This is a claim for payment, with interest, for unused sick leave. The claimant reports that, while he was employed with the [agency] he became ill because of a work-related disability. He reports that, on September 22, 1988, the [agency] advised him that he would be removed from employment, effective October 14, 1988, because he was not able to perform the duties of his position. The claimant also reports that his application for disability retirement was approved in October 1988. However, the claimant reports that he was receiving Workers Compensation benefits instead of disability retirement benefits until the OWCP terminated his Workers Compensation benefits in July 1993.
The claimant states that his October 22, 1988 pay stub showed 417 hours of unused sick leave to his credit. He claims that, before he was separated from employment, the [agency] should have permitted him to use the sick leave or to substitute the sick leave for the time he spent in leave without pay. He also states that he was not permitted to apply the unused sick leave to his time in service for retirement purposes. Therefore, the claimant is seeking payment, with interest, for the unused sick leave. This claim is dismissed for the reason stated below.

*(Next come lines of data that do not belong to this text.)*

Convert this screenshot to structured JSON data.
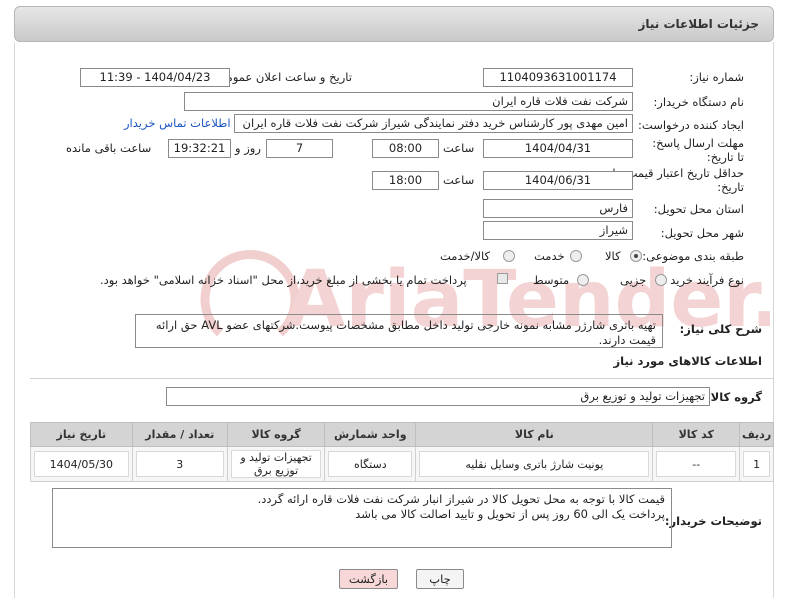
{
  "header": {
    "title": "جزئیات اطلاعات نیاز"
  },
  "fields": {
    "need_number": {
      "label": "شماره نیاز:",
      "value": "1104093631001174"
    },
    "announce_datetime": {
      "label": "تاریخ و ساعت اعلان عمومی:",
      "value": "1404/04/23 - 11:39"
    },
    "buyer_org": {
      "label": "نام دستگاه خریدار:",
      "value": "شرکت نفت فلات قاره ایران"
    },
    "requester": {
      "label": "ایجاد کننده درخواست:",
      "value": "امین مهدی پور کارشناس خرید دفتر نمایندگی شیراز شرکت نفت فلات قاره ایران",
      "contact_link": "اطلاعات تماس خریدار"
    },
    "reply_deadline": {
      "label": "مهلت ارسال پاسخ: تا تاریخ:",
      "date": "1404/04/31",
      "time_label": "ساعت",
      "time": "08:00",
      "days": "7",
      "days_label": "روز و",
      "remaining": "19:32:21",
      "remaining_label": "ساعت باقی مانده"
    },
    "price_validity": {
      "label": "حداقل تاریخ اعتبار قیمت: تا تاریخ:",
      "date": "1404/06/31",
      "time_label": "ساعت",
      "time": "18:00"
    },
    "delivery_province": {
      "label": "استان محل تحویل:",
      "value": "فارس"
    },
    "delivery_city": {
      "label": "شهر محل تحویل:",
      "value": "شیراز"
    },
    "category": {
      "label": "طبقه بندی موضوعی:",
      "options": [
        "کالا",
        "خدمت",
        "کالا/خدمت"
      ],
      "selected": "کالا"
    },
    "process_type": {
      "label": "نوع فرآیند خرید :",
      "options": [
        "جزیی",
        "متوسط"
      ],
      "selected": "",
      "payment_note": "پرداخت تمام یا بخشی از مبلغ خرید،از محل \"اسناد خزانه اسلامی\" خواهد بود."
    }
  },
  "description": {
    "label": "شرح کلی نیاز:",
    "value": "تهیه باتری شارژر مشابه نمونه خارجی تولید داخل مطابق مشخصات پیوست.شرکتهای عضو AVL حق ارائه قیمت دارند."
  },
  "goods_section": {
    "title": "اطلاعات کالاهای مورد نیاز",
    "group_label": "گروه کالا:",
    "group_value": "تجهیزات تولید و توزیع برق"
  },
  "goods_table": {
    "headers": [
      "ردیف",
      "کد کالا",
      "نام کالا",
      "واحد شمارش",
      "گروه کالا",
      "تعداد / مقدار",
      "تاریخ نیاز"
    ],
    "rows": [
      [
        "1",
        "--",
        "یونیت شارژ باتری وسایل نقلیه",
        "دستگاه",
        "تجهیزات تولید و توزیع برق",
        "3",
        "1404/05/30"
      ]
    ]
  },
  "buyer_notes": {
    "label": "توضیحات خریدار:",
    "lines": [
      "قیمت کالا با توجه به محل تحویل کالا در شیراز انبار شرکت نفت فلات قاره ارائه گردد.",
      "پرداخت  یک الی 60 روز پس از تحویل و تایید اصالت کالا می باشد"
    ]
  },
  "buttons": {
    "print": "چاپ",
    "back": "بازگشت"
  },
  "watermark": {
    "text": "AriaTender.neT"
  },
  "colors": {
    "link": "#1a55c4",
    "back_button": "#f7d7d7",
    "print_button": "#f4f4f4",
    "watermark": "#f3d3d3"
  }
}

In accordance with the Barring Act, 31 U.S.C. 3702(b)(1), every claim against the United States is barred from consideration unless such claim is received within six years after the date that the claim first accrued. Matter of Robert O. Schultz, B-261461 (November 27, 1995). The Barring Act does not merely establish administrative guidelines, it specifically prescribes the time within which a claim must be received in order for it to be considered on its merits. Matter of Nguyen Thi Hao, B-253096, (August 11, 1995). The Office of Personnel Management does not have any authority to disregard the provisions of the Barring Act, make exceptions to its provisions, or waive the time limitation that it imposes. See Matter of Nguyen Thi Hao, supra; Matter of Jackie A. Murphy , B-251301 (April 23, 1993); Matter of Alfred L. Lillie, B-209955, May 31, 1983. We cannot consider this claim because it was not received until March 19, 1999, approximately 10 years after it accrued. Accordingly, the claim is dismissed.
This settlement is final. No further administrative review of this claim is available within the Office of Personnel Management. Nothing in this settlement limits the claimant's right to bring an action in an appropriate United States Court.